When keeping it together hurts
This past year, I’ve been grieving. Grief can be an alarmingly unpredictable thing, swinging you perilously between panic, numbness, stomach-turning sadness, and peace, sometimes within the course of a day, an hour, even a minute. And oh boy, the tears. We have a difficult time with tears in our culture, don’t we? There are times, of course, when crying is inconvenient or feels inappropriate. There are other times when crying is thoroughly inescapable and you have no choice. Other times, crying is inaccessible and the tears that match how you’re feeling are trapped below the surface. But for a month or two this past fall, I had to re-learn the well-known lesson that making a habit of resisting tears adds to the burden of pain. During that stretch, when tears bubbled up, I shoved them down and hightailed it in the other direction. To be fair, sometimes you do just need a break from being sad. Looking away for a time can be a way of taking care of yourself. But as days of plowing past the tears stretched into weeks, my body was tied up in knots. My migraines became more frequent and severe and I found myself doubled over with mysterious cramps that scans and doctors couldn’t diagnose. The harder I worked to suppress the tears, the more it seemed my body revolted. And each time, after “keeping it together” for a couple of weeks, the pain won out, and I’d finally surrender, sobbing until I was exhausted. And each time, when I emerged from the tears, I felt astoundingly relieved of the physical pain. Few things can be as cathartic as a good cry. When you stop gripping onto your composure and finally let go, your lungs may hurt and your body may ask for a long nap, but you feel lighter. Biologically speaking, it makes sense. Tears (the emotional kind, not necessarily the chopping onions sort) wash cortisol and other stress-related chemicals out of your body. The muscles that have been tensely armoring you against your own emotions relax. Your body releases pain-relieving endorphins, your breathing slows down, and you feel a little freer.
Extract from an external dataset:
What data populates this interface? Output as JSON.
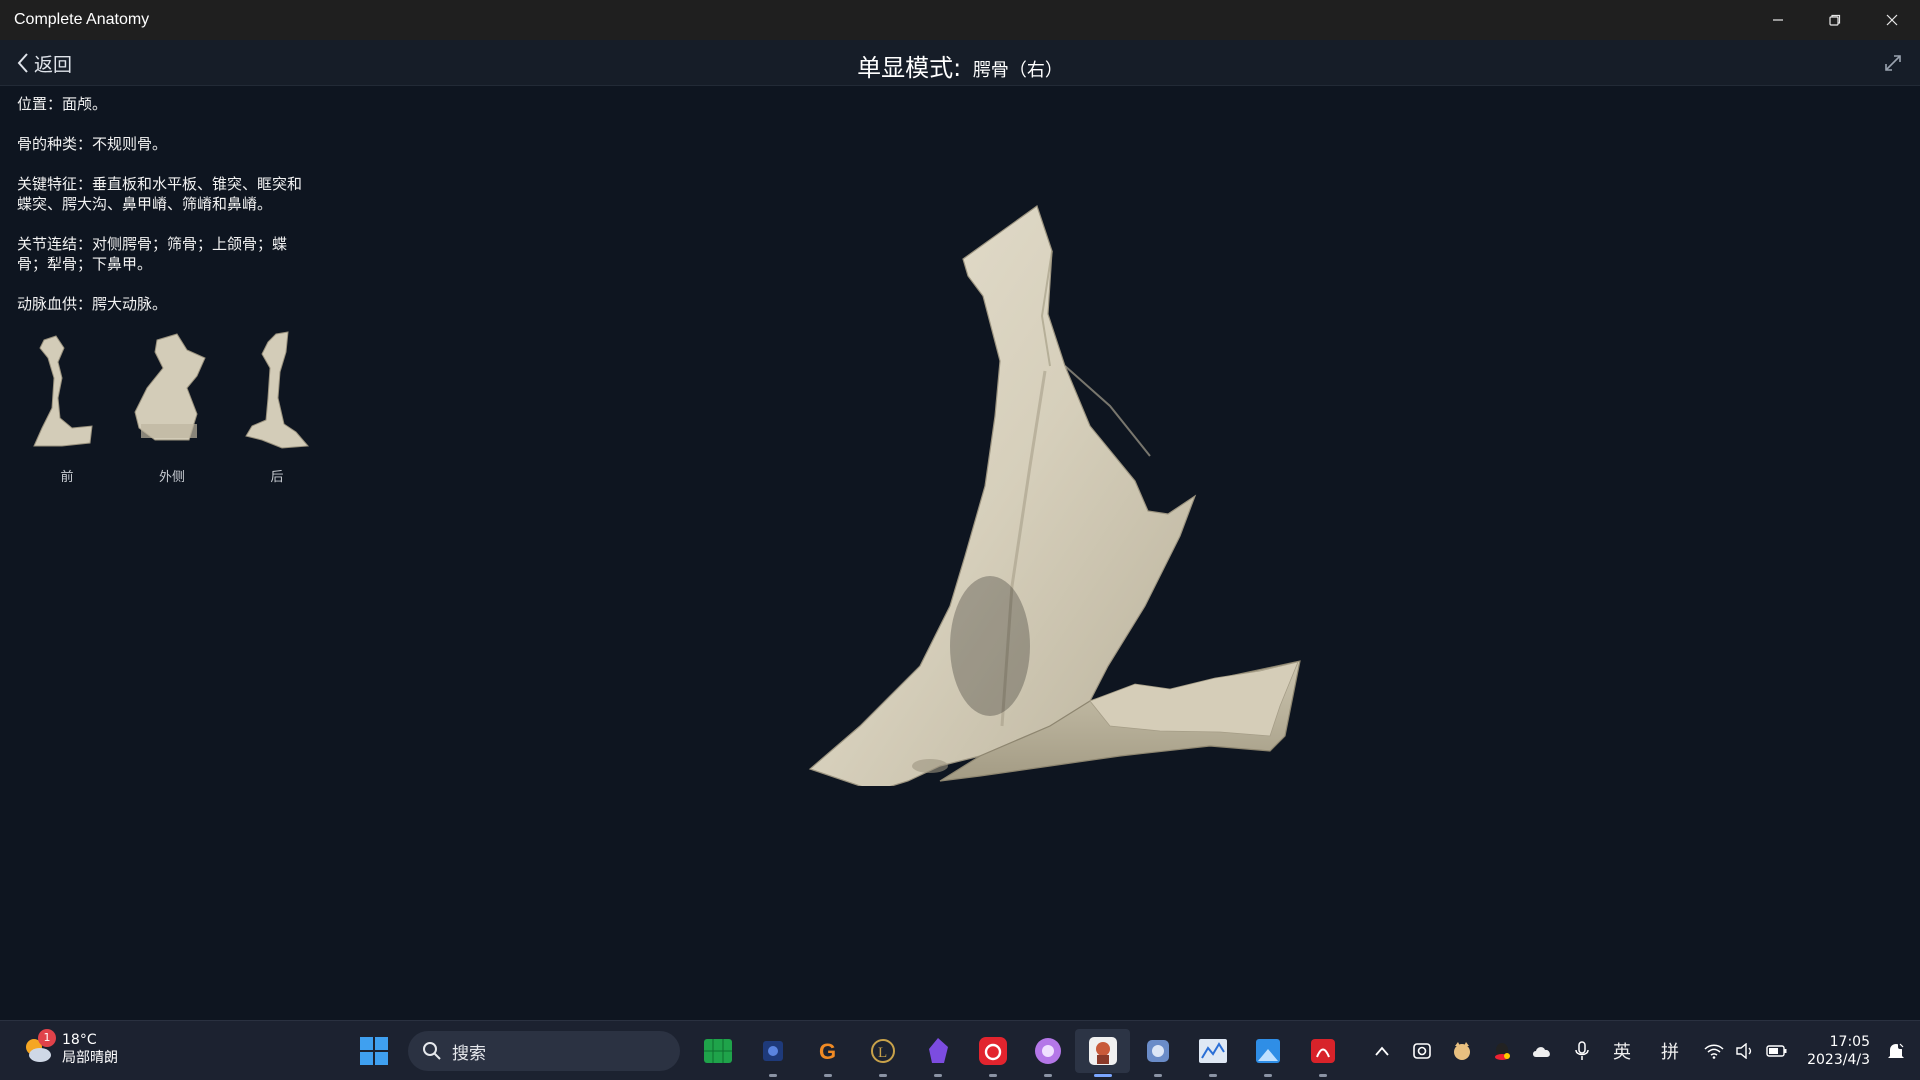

The immense work of habitually suppressing and resisting our own tenderness can take a toll. So it’s a bit of a relief to know that we don’t always need to try so hard to be ok. Sometimes we can care for ourselves best by letting go, letting go, and letting go some more. May you feel safe and free to let go when letting go feels right.